Macron seeks ‘forgiveness’
French President Emmanuel Macron yesterday recognised his country's role in the 1994 genocide in Rwanda, as the two countries seek to turn the page on decades of diplomatic tensions over the bloodshed.
While Macron did not formally apologise, he highlighted how France had backed the genocidal Hutu regime of the time, ignored warnings of impending massacres and joined the world in abandoning some 800,000 mostly Tutsi Rwandans to a grisly fate.
"Standing here today, with humility and respect, by your side, I have come to recognise our responsibilities," Macron said in a speech at the Kigali Genocide Memorial.
He said that only those who had survived the horrors can "give us the gift of forgiveness".
Rwandan President Paul Kagame, who called Macron his "friend", heaped praise on the speech at a joint press conference after the two leaders met.
"His words were something more valuable than an apology. They were the truth," Kagame said.
"Speaking the truth is risky. But you do it because it is right, even when it costs you something, even when it is unpopular."

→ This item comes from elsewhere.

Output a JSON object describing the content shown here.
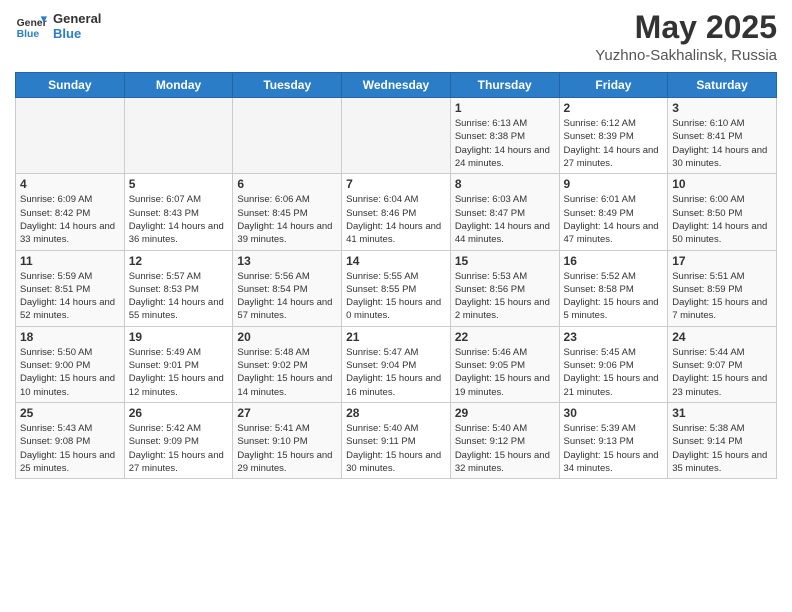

While some expressed regret that Macron did not apologise, the French president said it would not be appropriate to do so and that an apology is "not something I can give".

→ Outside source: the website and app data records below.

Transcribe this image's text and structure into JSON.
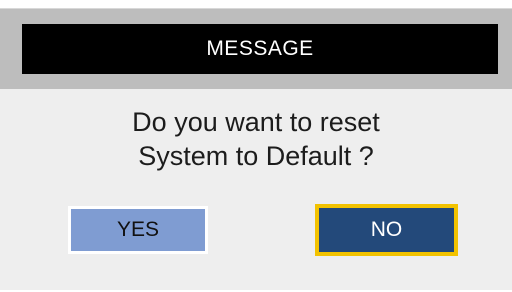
{
  "dialog": {
    "title": "MESSAGE",
    "message_line1": "Do you want to reset",
    "message_line2": "System to Default ?",
    "buttons": {
      "yes_label": "YES",
      "no_label": "NO"
    },
    "focused_button": "NO"
  },
  "colors": {
    "title_strip": "#000000",
    "title_frame": "#bdbdbd",
    "panel_bg": "#eeeeee",
    "yes_bg": "#7f9cd2",
    "no_bg": "#23497a",
    "focus_border": "#f2c200"
  }
}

Macron is the first French leader since 2010 to visit the East African nation, which has long accused France of complicity in the killings.

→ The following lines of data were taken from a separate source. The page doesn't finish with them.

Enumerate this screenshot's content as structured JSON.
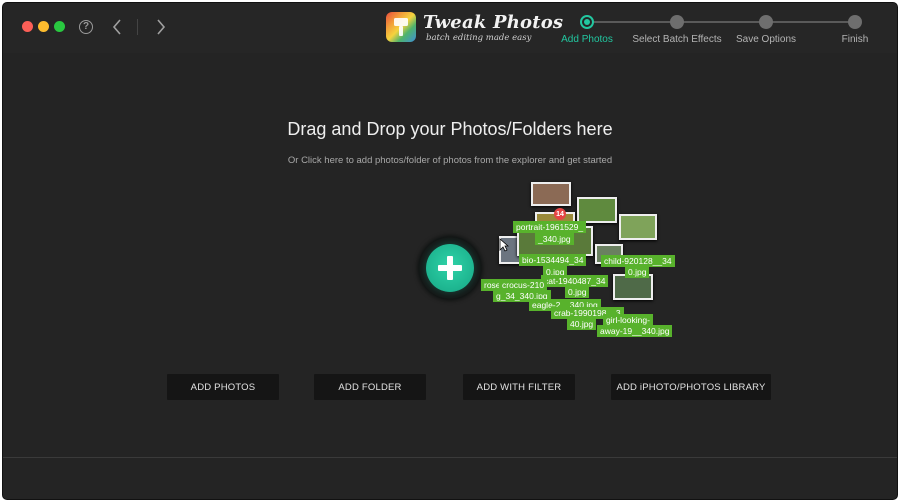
{
  "window": {
    "help_label": "?"
  },
  "brand": {
    "title": "Tweak Photos",
    "tagline": "batch editing made easy"
  },
  "steps": [
    {
      "label": "Add Photos",
      "active": true
    },
    {
      "label": "Select Batch Effects",
      "active": false
    },
    {
      "label": "Save Options",
      "active": false
    },
    {
      "label": "Finish",
      "active": false
    }
  ],
  "dropzone": {
    "heading": "Drag and Drop your Photos/Folders here",
    "subtext": "Or Click here to add photos/folder of photos from the explorer and get started"
  },
  "collage": {
    "count_badge": "14",
    "file_tags": [
      "portrait-1961529_",
      "_340.jpg",
      "bio-1534494_34",
      "0.jpg",
      "cat-1940487_34",
      "child-920128__34",
      "0.jpg",
      "rose",
      "crocus-210",
      "g_34_340.jpg",
      "0.jpg",
      "eagle-2__340.jpg",
      "crab-1990198__3",
      "40.jpg",
      "girl-looking-",
      "away-19__340.jpg"
    ]
  },
  "actions": [
    {
      "label": "ADD PHOTOS"
    },
    {
      "label": "ADD FOLDER"
    },
    {
      "label": "ADD WITH FILTER"
    },
    {
      "label": "ADD iPHOTO/PHOTOS LIBRARY"
    }
  ],
  "colors": {
    "accent": "#22c7a0",
    "background": "#242424",
    "button_bg": "#151515",
    "tag_green": "#58b22c"
  }
}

Macron said France "was not complicit" in the genocide.
"But France has a role, a story and a political responsibility to Rwanda. She has a duty: to face history head-on and recognise the suffering she has inflicted on the Rwandan people by too long valuing silence over the examination of the truth."
Genocide survivor Jean de la Croix Ibambasi watched the speech live on television with his 20-year-old son, saying he appreciated the recognition of France's role, but that Macron could have gone further.
The genocide between April and July of 1994 began after Rwanda's Hutu president Juvenal Habyarimana, with whom Paris had cultivated close ties, was killed when his plane was shot down over Kigali on April 6.
Ibambasi said he recalled the French working at checkpoints helping the then army "distinguish between the Tutsis and the Hutus."
"We cannot forget that easily, we need to be honest, they have participated, they helped. It was time to say sorry, without going around it."